Segment Start: LISTED ENTRIES
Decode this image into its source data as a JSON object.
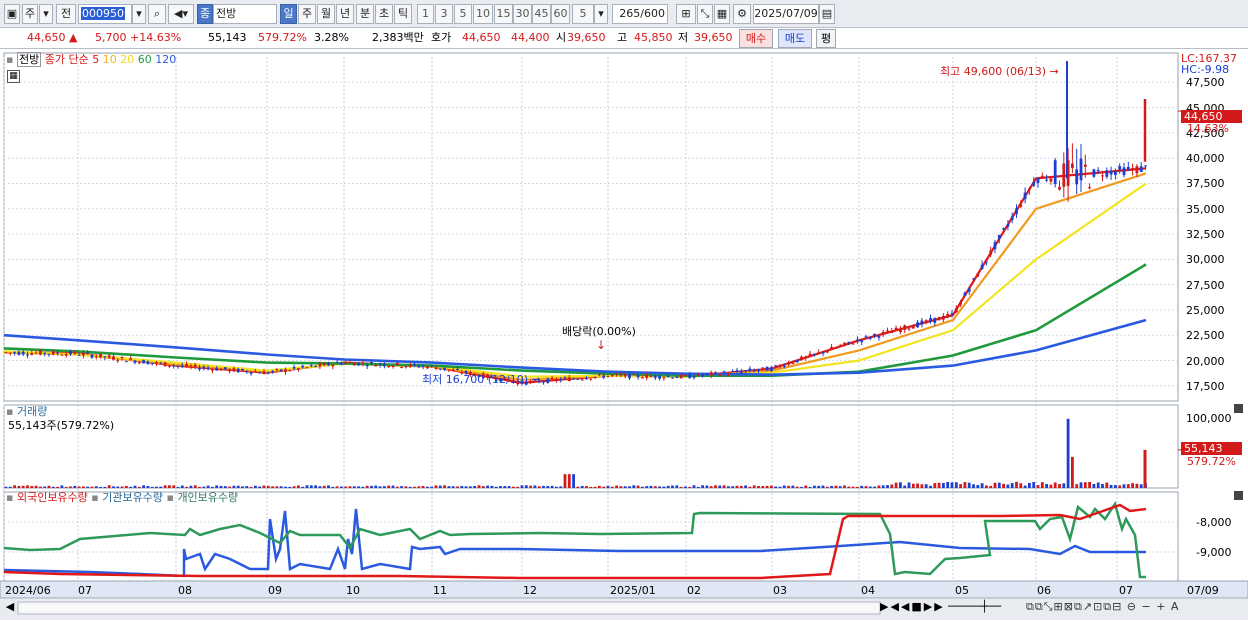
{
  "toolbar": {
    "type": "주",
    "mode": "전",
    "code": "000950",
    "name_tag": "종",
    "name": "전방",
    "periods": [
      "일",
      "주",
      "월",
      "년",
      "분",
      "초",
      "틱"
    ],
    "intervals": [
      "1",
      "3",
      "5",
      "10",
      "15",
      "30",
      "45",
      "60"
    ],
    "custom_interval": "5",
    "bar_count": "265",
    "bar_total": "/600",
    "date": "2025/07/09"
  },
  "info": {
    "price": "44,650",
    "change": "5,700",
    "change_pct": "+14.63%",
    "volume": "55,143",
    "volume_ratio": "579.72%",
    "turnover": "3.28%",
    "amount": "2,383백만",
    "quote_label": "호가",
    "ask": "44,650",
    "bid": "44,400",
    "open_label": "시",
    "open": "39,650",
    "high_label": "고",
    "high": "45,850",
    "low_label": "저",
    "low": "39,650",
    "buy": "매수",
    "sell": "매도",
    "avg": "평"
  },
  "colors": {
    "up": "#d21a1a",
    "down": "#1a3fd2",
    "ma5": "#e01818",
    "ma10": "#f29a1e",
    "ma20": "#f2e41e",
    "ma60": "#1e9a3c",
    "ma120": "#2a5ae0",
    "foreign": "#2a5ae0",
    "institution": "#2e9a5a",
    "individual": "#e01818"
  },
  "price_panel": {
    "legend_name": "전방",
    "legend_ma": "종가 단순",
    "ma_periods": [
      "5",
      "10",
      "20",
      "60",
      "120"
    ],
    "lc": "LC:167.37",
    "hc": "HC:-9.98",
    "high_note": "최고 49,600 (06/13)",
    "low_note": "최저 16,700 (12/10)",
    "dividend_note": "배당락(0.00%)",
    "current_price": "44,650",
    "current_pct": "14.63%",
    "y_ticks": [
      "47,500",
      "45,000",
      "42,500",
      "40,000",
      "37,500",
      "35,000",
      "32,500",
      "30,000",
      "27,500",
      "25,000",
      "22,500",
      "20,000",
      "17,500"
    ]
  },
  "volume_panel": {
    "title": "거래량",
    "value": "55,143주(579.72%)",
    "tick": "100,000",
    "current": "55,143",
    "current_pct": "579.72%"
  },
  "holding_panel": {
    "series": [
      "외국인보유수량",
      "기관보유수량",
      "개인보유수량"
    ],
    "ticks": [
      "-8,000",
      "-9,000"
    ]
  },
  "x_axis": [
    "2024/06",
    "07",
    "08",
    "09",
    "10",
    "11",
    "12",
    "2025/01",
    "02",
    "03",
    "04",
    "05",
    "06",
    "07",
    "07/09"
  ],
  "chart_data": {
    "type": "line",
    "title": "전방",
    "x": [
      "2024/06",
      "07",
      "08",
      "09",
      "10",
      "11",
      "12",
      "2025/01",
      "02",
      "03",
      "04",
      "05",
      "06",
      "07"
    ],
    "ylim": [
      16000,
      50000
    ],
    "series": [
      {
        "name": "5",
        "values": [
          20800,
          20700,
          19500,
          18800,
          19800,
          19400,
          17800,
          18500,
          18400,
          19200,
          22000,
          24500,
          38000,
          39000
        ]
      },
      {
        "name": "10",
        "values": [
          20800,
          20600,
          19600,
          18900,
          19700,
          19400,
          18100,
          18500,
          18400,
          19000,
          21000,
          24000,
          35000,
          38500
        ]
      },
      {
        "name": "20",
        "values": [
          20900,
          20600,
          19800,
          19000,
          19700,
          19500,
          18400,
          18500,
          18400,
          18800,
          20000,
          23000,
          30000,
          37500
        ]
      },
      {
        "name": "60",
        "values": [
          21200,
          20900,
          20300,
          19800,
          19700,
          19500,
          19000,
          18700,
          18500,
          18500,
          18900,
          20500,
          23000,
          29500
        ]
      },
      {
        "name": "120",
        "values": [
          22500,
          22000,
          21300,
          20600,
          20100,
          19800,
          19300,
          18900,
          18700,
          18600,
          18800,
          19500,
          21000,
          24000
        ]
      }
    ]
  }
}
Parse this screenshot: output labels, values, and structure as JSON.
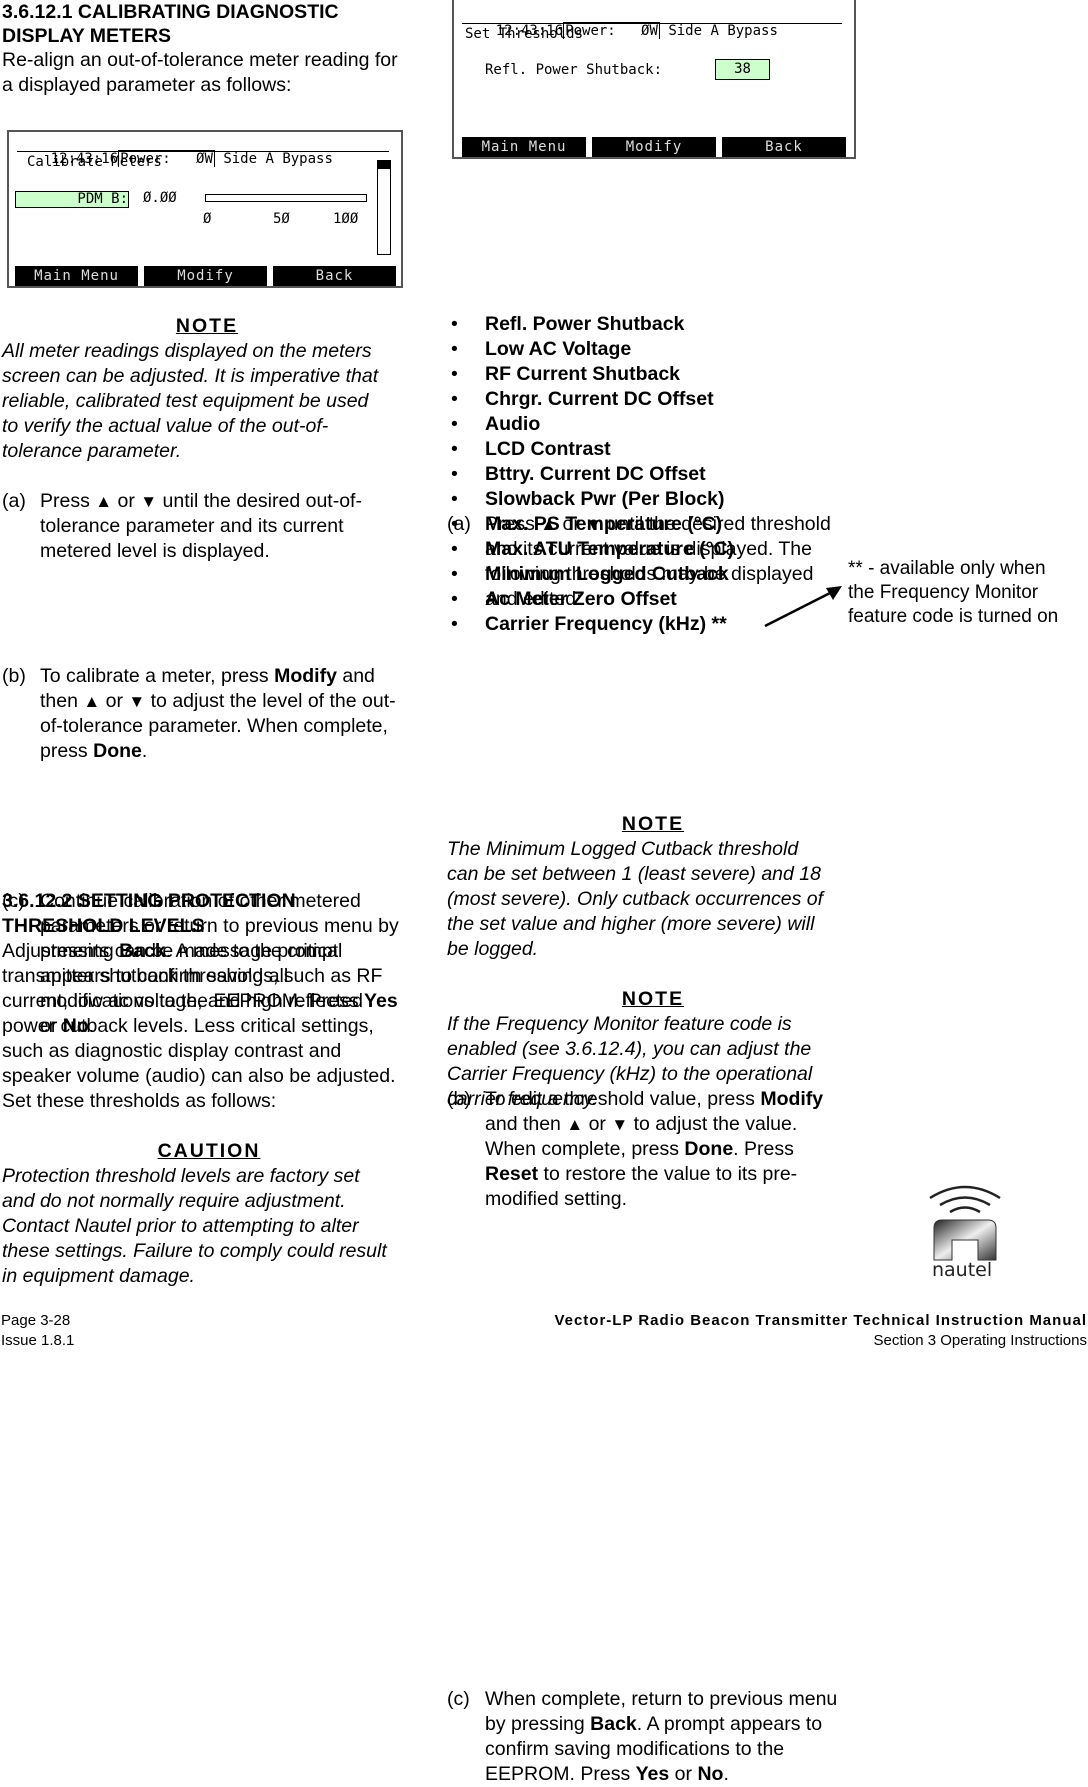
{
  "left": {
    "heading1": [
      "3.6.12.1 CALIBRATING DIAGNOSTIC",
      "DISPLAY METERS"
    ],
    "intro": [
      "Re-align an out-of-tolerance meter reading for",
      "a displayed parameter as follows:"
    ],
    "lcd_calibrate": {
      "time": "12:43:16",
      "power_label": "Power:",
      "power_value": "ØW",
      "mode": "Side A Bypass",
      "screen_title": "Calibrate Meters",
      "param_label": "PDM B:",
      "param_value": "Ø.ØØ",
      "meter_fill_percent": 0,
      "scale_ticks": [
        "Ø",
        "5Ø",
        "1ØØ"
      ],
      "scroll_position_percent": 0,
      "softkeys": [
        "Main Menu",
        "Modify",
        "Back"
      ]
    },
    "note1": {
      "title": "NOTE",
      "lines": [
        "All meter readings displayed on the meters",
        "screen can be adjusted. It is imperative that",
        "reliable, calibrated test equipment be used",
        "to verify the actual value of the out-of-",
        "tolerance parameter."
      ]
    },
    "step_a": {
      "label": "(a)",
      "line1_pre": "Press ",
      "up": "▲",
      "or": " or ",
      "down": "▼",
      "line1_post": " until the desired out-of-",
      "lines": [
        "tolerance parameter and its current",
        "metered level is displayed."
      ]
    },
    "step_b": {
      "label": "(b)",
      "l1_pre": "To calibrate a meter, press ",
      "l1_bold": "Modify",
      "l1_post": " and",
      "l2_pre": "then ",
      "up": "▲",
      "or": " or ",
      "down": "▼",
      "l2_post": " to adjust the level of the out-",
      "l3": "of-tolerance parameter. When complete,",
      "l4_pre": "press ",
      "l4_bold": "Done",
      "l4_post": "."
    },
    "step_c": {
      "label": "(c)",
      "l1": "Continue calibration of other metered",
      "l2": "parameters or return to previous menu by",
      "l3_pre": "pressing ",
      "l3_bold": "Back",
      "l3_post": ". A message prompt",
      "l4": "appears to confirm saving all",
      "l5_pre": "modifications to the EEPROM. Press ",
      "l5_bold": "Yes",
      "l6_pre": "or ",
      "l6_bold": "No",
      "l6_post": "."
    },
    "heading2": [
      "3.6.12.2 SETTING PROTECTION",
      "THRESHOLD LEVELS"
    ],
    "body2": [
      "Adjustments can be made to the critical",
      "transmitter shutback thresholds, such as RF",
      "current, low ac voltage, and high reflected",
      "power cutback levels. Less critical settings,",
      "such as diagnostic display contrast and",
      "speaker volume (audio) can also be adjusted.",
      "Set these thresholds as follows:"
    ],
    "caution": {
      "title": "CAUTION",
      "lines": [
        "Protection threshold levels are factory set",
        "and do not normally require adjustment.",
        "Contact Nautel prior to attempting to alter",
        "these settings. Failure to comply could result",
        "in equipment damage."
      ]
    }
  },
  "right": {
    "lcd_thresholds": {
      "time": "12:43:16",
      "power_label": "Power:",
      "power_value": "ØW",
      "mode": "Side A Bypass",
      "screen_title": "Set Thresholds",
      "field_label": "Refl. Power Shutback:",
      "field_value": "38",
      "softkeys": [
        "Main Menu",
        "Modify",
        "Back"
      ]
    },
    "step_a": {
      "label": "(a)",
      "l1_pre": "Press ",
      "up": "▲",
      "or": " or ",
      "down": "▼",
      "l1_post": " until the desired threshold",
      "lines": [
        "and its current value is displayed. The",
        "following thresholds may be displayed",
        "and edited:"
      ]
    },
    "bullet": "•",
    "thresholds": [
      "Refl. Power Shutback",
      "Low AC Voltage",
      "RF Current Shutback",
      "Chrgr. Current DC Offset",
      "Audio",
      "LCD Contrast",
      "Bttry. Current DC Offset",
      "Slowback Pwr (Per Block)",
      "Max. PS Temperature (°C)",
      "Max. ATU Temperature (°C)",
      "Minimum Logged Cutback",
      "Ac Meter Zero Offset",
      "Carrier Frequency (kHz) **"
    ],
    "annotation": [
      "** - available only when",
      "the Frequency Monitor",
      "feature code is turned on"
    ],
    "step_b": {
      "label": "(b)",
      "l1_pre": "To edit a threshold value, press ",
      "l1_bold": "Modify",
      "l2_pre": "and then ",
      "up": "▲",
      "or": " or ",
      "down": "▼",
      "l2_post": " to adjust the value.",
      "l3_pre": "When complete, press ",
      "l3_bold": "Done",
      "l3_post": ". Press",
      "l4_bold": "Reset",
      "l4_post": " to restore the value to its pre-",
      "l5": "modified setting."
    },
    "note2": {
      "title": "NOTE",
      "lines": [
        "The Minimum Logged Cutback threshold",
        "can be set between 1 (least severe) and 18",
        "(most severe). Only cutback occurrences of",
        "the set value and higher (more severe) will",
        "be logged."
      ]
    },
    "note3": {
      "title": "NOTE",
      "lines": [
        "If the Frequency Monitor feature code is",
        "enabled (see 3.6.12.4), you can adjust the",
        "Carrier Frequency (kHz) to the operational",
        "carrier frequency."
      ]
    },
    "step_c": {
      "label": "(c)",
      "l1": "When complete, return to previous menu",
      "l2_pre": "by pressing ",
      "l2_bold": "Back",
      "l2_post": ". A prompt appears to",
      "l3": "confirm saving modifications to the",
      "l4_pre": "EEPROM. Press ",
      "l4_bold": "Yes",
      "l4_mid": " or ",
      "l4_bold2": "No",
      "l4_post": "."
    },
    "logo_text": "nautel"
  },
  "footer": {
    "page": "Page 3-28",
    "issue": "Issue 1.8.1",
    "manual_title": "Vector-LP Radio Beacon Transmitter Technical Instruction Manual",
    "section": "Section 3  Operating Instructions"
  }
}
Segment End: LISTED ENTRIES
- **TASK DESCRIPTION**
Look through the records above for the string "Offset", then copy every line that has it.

- **RESPONSE**
      "Chrgr. Current DC Offset",
      "Bttry. Current DC Offset",
      "Ac Meter Zero Offset",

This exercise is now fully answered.